Overall though I did enjoy the game as a whole even though twin-stick shooters are not my cup of tea though I am slightly disappointed on how many bugs that can be seen throughout the game, the irritation of a constant echo within your base, and the query of why is war even in the game other than making the game cooperative.
- Original voice actors from the previous games.
- Fast pace run and gun shooting will leave you on the edge of your seat.
- Well done comic like cinematics.
- The narrative is consistent with the Darksiders universe that fits perfectly.
- Obvious bugs that some can be humorous at times but a lot can be frustrating.
- The lack of a mini-map will make the player check the menu map constantly for power-ups.
- Strife feels within his element with the game type but playing as War can feel awkward.
AlexKnight2005 gives Darksiders: Genesis a Drastik Measure of 7.5 out of 10 (75)

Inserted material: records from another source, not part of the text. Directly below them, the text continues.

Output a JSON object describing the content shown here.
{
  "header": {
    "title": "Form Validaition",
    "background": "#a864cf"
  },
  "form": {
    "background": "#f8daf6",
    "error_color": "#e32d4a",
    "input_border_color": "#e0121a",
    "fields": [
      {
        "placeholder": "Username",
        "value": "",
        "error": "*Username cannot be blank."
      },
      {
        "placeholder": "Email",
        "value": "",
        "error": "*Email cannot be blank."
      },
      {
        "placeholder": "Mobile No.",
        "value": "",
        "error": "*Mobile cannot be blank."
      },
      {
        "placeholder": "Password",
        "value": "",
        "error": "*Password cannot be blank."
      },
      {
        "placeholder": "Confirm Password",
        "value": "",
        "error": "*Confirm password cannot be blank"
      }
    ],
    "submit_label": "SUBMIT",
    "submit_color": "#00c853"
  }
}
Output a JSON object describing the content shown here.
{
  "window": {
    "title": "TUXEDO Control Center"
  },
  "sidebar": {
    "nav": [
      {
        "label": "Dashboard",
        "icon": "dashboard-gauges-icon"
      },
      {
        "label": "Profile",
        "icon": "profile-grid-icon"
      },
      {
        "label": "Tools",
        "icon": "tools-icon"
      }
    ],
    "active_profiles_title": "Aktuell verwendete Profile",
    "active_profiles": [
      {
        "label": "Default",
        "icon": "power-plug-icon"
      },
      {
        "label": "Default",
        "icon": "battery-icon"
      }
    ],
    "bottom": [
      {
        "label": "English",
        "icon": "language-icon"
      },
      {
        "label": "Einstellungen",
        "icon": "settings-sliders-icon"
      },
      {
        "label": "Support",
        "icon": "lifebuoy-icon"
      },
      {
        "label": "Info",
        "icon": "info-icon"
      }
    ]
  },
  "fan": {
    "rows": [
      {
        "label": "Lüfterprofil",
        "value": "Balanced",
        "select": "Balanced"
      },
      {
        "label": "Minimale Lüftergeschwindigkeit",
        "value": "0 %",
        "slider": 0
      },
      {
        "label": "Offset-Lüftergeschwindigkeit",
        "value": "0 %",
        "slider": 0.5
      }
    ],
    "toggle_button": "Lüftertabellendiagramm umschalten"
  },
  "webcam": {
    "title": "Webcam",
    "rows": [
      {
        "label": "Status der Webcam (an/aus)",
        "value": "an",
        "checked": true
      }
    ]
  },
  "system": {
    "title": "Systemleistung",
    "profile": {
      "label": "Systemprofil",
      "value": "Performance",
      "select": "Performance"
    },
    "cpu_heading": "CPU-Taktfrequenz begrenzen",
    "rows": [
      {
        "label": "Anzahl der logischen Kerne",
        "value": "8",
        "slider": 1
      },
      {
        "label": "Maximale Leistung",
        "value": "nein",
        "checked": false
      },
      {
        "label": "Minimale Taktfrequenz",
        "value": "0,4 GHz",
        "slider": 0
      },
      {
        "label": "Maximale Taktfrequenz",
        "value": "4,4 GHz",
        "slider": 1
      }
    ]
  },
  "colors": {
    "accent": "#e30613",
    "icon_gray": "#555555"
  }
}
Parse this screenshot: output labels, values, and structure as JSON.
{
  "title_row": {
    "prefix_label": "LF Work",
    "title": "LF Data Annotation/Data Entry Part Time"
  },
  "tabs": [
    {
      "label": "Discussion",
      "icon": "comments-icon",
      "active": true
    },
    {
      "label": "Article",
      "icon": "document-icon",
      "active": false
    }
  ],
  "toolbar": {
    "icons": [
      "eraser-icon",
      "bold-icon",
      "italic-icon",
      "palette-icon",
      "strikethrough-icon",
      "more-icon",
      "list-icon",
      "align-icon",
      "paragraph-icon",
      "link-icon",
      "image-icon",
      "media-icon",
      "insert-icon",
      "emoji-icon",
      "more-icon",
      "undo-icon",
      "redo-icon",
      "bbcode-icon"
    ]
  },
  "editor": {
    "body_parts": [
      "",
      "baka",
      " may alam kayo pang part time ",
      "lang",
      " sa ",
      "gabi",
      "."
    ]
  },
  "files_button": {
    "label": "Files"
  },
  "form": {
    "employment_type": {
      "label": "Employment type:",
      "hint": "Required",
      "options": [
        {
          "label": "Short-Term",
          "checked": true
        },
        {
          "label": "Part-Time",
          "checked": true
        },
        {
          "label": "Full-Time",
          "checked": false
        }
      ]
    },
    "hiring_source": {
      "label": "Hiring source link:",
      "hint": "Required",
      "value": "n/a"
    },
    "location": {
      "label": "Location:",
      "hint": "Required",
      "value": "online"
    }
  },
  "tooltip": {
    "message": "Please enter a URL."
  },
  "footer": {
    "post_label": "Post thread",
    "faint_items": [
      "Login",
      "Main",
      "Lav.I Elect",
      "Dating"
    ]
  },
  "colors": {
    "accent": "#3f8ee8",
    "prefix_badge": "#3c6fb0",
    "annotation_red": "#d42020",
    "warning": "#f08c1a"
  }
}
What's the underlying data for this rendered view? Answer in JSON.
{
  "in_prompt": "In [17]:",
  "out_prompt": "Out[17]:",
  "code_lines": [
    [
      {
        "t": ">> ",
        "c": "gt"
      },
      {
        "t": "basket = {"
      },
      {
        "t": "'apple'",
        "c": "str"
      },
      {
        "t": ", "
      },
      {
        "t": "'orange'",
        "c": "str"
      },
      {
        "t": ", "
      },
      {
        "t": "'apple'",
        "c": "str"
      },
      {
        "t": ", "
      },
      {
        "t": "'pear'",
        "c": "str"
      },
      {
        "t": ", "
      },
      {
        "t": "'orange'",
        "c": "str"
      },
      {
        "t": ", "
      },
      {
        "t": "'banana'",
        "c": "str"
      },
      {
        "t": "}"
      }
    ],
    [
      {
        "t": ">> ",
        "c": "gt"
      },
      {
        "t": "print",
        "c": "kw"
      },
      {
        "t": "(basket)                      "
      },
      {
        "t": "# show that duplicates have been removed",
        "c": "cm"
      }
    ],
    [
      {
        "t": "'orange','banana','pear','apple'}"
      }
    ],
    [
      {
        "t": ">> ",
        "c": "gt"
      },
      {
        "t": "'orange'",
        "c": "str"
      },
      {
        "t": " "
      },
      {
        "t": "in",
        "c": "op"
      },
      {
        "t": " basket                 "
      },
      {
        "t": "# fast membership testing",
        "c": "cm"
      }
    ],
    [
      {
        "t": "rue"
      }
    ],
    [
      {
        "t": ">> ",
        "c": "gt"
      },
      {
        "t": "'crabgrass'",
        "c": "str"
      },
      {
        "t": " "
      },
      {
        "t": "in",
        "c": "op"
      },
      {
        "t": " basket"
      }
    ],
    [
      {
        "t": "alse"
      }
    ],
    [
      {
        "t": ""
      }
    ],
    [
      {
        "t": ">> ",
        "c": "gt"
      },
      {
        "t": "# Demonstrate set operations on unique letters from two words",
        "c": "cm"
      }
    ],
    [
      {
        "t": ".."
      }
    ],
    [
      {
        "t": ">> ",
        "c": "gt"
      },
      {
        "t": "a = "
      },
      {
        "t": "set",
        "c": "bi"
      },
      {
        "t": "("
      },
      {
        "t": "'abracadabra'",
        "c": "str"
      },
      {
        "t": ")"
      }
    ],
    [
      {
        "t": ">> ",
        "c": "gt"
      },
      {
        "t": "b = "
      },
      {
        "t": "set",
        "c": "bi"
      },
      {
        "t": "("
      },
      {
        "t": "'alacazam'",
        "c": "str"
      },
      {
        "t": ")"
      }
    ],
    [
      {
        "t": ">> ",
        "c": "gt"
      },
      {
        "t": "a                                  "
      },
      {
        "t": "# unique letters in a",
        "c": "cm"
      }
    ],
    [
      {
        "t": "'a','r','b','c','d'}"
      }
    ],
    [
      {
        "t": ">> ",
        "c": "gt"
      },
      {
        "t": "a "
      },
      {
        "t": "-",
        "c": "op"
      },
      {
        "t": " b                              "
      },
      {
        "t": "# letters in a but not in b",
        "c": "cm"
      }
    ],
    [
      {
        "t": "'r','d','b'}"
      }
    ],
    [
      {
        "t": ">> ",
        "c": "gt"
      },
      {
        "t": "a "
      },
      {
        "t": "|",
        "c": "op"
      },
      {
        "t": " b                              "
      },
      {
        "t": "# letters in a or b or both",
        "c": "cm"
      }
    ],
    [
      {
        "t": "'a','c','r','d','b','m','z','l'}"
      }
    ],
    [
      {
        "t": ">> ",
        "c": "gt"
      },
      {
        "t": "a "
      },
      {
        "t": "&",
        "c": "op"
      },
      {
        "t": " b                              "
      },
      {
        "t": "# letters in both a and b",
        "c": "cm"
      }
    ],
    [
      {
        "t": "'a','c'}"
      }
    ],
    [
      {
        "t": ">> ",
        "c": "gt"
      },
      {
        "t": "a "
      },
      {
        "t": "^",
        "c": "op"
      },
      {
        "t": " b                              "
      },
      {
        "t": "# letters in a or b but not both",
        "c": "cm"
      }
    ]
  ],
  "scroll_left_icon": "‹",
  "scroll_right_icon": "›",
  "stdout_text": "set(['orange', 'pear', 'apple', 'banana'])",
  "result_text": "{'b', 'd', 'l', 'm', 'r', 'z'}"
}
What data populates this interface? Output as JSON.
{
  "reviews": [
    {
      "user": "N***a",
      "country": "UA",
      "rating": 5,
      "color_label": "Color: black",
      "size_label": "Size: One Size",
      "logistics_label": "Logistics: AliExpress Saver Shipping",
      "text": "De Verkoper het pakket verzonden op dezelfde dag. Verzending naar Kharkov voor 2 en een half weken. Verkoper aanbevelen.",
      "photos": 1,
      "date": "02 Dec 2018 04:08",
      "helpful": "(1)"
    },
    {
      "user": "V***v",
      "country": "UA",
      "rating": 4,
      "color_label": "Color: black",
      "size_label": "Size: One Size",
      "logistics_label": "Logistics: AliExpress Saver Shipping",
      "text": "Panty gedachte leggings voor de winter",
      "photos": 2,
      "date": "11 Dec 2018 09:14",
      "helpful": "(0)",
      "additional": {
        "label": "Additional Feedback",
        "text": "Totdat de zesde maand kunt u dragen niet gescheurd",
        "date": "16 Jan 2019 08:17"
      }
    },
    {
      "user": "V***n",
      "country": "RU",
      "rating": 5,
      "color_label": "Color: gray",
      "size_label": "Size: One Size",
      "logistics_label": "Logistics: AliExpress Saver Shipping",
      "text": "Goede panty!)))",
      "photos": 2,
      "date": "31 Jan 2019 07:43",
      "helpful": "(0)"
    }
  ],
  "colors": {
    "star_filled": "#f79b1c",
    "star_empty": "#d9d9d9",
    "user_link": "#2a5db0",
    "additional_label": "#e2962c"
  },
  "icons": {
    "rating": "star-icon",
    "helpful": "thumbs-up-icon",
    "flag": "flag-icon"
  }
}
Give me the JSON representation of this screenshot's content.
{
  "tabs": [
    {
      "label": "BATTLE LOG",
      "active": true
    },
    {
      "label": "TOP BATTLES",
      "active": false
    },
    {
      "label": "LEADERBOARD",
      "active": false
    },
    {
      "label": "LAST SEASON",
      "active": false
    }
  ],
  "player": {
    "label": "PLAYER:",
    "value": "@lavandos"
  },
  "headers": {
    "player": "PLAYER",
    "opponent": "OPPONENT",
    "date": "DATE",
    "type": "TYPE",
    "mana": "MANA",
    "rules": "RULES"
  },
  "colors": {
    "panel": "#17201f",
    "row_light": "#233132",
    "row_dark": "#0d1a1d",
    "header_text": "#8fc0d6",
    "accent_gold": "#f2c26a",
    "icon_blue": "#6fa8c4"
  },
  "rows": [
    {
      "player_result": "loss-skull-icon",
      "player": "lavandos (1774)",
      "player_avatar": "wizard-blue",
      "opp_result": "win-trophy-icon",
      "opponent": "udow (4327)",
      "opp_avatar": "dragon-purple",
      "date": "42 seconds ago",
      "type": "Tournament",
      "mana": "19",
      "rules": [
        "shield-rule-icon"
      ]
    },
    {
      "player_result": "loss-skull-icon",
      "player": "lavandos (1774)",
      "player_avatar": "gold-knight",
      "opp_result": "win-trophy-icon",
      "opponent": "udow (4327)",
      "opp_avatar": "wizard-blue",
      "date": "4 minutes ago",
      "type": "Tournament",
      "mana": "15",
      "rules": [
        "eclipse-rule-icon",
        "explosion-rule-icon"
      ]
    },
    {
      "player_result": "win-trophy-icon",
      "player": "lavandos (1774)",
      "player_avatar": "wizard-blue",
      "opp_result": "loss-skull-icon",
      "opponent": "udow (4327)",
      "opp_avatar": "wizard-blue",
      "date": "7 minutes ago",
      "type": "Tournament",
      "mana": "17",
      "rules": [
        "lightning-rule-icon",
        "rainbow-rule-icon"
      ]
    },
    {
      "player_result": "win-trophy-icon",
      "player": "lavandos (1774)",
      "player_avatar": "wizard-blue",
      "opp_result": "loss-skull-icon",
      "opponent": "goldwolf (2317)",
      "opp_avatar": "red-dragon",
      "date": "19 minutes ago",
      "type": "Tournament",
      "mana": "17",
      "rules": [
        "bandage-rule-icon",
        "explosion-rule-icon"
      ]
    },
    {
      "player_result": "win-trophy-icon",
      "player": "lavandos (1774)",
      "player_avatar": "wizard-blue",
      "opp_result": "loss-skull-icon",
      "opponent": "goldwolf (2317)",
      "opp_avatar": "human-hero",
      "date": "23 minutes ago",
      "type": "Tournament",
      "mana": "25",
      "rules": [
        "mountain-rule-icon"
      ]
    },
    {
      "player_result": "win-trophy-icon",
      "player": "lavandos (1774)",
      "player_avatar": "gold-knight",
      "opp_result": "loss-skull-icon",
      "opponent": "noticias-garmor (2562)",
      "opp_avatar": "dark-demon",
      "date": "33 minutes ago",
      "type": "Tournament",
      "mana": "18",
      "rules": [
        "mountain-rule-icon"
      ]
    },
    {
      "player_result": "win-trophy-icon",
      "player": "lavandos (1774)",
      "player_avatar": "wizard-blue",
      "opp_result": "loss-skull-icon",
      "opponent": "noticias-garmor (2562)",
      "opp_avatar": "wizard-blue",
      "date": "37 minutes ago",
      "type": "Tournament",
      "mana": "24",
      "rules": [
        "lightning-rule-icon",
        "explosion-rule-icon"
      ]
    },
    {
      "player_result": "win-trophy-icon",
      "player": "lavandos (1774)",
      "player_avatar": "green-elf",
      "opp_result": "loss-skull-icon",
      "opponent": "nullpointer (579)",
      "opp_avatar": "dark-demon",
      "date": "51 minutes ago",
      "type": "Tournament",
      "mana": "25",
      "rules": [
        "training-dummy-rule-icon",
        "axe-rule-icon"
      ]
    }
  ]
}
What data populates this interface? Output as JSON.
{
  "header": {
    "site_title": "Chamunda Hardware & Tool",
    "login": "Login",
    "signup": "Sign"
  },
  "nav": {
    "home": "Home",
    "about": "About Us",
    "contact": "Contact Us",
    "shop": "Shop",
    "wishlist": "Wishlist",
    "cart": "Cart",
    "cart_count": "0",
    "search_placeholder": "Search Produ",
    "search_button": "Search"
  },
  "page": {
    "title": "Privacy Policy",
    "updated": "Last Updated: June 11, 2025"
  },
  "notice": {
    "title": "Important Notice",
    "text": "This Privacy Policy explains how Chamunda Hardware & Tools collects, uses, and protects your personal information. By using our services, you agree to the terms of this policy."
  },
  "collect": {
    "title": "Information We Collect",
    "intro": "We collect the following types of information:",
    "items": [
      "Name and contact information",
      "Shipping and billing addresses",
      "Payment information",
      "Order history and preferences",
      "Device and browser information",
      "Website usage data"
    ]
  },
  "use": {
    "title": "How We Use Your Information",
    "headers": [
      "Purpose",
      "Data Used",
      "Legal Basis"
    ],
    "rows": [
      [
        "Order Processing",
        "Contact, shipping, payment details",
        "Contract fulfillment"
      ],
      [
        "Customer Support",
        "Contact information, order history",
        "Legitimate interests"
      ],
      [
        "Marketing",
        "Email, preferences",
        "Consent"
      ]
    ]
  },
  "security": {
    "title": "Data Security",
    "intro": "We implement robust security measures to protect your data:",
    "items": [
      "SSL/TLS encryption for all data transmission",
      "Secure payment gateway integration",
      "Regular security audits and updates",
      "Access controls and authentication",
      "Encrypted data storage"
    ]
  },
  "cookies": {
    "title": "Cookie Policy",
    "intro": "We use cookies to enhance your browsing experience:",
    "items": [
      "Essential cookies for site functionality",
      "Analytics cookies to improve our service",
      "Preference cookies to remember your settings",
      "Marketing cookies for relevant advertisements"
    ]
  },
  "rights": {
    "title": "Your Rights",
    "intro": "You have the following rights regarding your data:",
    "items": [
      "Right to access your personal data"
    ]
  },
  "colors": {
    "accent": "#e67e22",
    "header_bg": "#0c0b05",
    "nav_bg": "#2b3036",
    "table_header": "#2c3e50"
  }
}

Darksiders: Genesis has been released since February 14th and can be purchased for the PS4 for $39.99 or on Steam for $29.99. I have to give the developer some credit for doing something different with the series but the series has always had something special with each release but I feel like they made too much of a change within the series. The developer could have done a Devil May Cry style with Strife and feel like that would have worked better. Another word of advice as well, if you are ever going to do an echo effect do it in an area that is unique and isn’t visited often, you will get the impact that you’re looking for but will not be common enough to get in the way of the story. The most disappointing thing that I’ve mentioned time and time again though is the animation glitches that needed to be worked on before launch, I can understand having glitches that happen but for common actions that happen regularly just looks bad overall. So for the fans of the series, this would be good for another story to learn about Strife and a bit for War and even then I would wait to get a good sale and for those who are looking for a good twin-stick shooter this would be a decent one to get into with good story but still would wait for this game to go on sale.